Amidst the blessings of Christmas and the joy of the holiday season, the
Alvernia University community mourned the loss of a beloved member of
our family, Senator Michael A. O’Pake. Collegiate communities have many
impressive individuals, but iconic figures heroic in virtue,
accomplishments, and reputation are rare. During 2010, Alvernia lost
two: our dear Sister Pacelli and now Senator O’Pake, a legendary
servant-leader and a member of our Board of Trustees for almost two
Senator O’Pake was an impressive and influential statesman who embodied the best in public service. Most importantly, Mike O’Pake was a genuinely good man, a virtuous man, who never forgot his roots in the Glenside Projects and cared deeply about people regardless of their background. The principles of Catholic Social Teaching were the guideposts of his life. Inspired by his faith and the Jesuit ideal to be “a man for others,” he lived his vocation of service and justice-seeking to the fullest.

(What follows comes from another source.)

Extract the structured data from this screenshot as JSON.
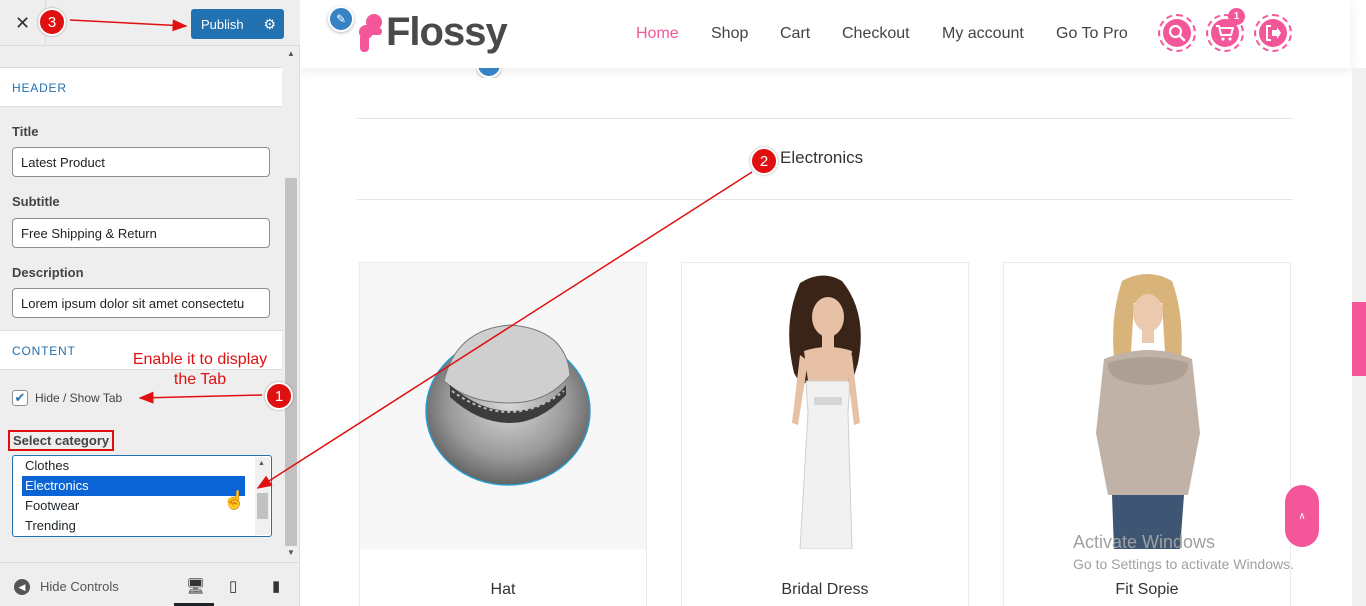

A life-long Reading resident, the Senator was elected in 1968 and was the longest-serving member in the Pennsylvania General Assembly. Among his legislative achievements, he was best known as a tireless advocate for children, senior citizens, crime victims, and those who could not help themselves. He led the charge to protect children through the passage of the Child Protective Services Law in 1974 and by spearheading efforts to implement the Amber Alert Child Abduction Early Warning System throughout the state. He sponsored legislation to help Pennsylvania’s senior citizens, including property tax and rent rebate and prescription medication assistance. A long-time leader of the Democratic Party, he was the model of a bipartisan statesman who earned universal respect as a man of integrity devoted to the common good.
Mike O’Pake was also a passionate and compelling champion of Catholic education—both for elementary and secondary schools and for Catholic universities like Alvernia. He was explicit about how his education at Reading Central Catholic, where he was valedictorian, and at St Joe’s, where he graduated summa cum laude, shaped his life. As a long-time trustee, he was our most distinguished advocate for the Franciscan charism at the heart of an Alvernia education.
Yet with religion, as with politics, O’Pake was a model for emulation. A daily communicant, with deep religious faith, he carried his beliefs humbly and had special respect for those with values and beliefs different from his own. Another local legend, Albert Boscov, noted that O’Pake’s strong religious faith was one of his most admirable qualities and yet the Senator warmly embraced Boscov, a Jew, and others of diverse backgrounds.
Three personal memories of the Senator stand out for me.
I recall his joy and his public gratitude to his beloved mother when we celebrated the naming of the O’Pake Science Center. A former recipient of the University’s highest honor, the Franciscan Award, he was as loyal to Alvernia as any proud alumnus.
His love of children and commitment to educational opportunity for inner city youth came together in Alvernia’s South Reading Youth Initiative (SRYI), coordinated by the University’s Holleran Center and serving over 50 students daily from St. Peter’s parish. During my first months as president, Mike helped convene some brainstorming sessions at the Jesuit Center in Wernersville that evolved into this major initiative, and he then secured the initial funding to launch the program. Just last month he spoke to the children as part of a Career Exploration Workshop. And as always, he peppered the Alvernia students with questions about themselves—their motivations for service and their aspirations for the future. He was thrilled with the success of this program and will always be remembered fondly as its godfather.
An especially happy memory is the surprise 70th birthday party that Alvernia hosted earlier this year, attended by close friends, some dating back to his high school years, and organized by his loyal staff. Getting the Senator to campus without telling him the purpose of his visit became easy when we told him the event would honor some of the Bernardine Franciscan Sisters, for whom he had great affection and respect.
What Mike O’Pake admired in Sisters, like Sister Pacelli, was the same deep spirituality and selflessness that marked his own vocation as a public servant. So it is fitting that we, at Alvernia, will remember both Pacelli and O’Pake not only for their talents and accomplishments but also for their virtue. And we will treasure, too, their same marvelous combination of wisdom and wit, accompanied by their warm, engaging smiles.
May this good, generous, Christ-like man inspire us all for years to come.